### EXERCISE MATERIALS
==============================

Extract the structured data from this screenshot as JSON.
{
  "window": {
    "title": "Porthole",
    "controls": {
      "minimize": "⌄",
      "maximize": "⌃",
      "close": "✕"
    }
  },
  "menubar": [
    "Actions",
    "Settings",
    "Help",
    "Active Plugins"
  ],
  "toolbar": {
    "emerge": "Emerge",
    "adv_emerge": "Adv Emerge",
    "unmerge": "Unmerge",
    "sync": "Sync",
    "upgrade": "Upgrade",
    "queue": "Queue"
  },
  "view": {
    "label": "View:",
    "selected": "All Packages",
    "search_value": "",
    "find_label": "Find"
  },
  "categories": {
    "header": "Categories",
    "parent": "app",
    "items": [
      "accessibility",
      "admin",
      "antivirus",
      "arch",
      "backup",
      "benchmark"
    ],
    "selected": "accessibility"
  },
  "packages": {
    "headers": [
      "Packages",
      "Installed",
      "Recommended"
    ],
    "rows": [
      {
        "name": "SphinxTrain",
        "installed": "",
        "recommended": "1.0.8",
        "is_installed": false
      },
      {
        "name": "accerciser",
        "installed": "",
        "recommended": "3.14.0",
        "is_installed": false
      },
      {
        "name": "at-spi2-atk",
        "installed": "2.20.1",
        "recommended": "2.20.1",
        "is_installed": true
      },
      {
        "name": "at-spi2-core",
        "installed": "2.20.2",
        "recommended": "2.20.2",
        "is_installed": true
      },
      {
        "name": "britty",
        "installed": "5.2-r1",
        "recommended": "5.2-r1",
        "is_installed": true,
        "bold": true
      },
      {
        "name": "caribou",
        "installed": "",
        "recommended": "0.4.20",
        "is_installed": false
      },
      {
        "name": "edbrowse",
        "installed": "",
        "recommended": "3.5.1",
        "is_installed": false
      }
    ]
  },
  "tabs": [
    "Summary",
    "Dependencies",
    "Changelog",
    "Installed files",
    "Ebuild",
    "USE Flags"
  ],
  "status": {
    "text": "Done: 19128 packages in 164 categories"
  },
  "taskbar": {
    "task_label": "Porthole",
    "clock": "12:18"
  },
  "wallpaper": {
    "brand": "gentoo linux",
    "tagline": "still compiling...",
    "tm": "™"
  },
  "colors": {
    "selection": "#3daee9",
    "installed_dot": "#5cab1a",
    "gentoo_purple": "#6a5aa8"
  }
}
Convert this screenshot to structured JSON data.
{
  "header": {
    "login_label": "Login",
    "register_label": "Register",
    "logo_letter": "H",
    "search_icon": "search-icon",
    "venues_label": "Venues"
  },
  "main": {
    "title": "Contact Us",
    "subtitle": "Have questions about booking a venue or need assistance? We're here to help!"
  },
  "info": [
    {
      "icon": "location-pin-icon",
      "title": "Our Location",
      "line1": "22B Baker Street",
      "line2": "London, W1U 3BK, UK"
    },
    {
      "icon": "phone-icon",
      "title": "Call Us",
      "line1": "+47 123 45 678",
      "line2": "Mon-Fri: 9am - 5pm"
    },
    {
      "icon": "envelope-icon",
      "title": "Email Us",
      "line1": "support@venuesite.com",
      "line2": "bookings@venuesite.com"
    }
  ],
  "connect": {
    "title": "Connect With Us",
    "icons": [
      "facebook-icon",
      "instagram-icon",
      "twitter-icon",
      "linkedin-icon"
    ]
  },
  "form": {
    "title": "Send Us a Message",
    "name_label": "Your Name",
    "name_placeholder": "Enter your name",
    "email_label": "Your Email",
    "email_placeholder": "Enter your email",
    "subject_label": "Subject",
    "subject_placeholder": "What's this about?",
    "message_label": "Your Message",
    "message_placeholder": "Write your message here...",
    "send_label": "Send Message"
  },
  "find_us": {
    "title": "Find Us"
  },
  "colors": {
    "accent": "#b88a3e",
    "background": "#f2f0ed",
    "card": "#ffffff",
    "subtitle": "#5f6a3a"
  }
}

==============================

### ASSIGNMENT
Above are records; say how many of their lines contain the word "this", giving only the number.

### RESPONSE AREA
3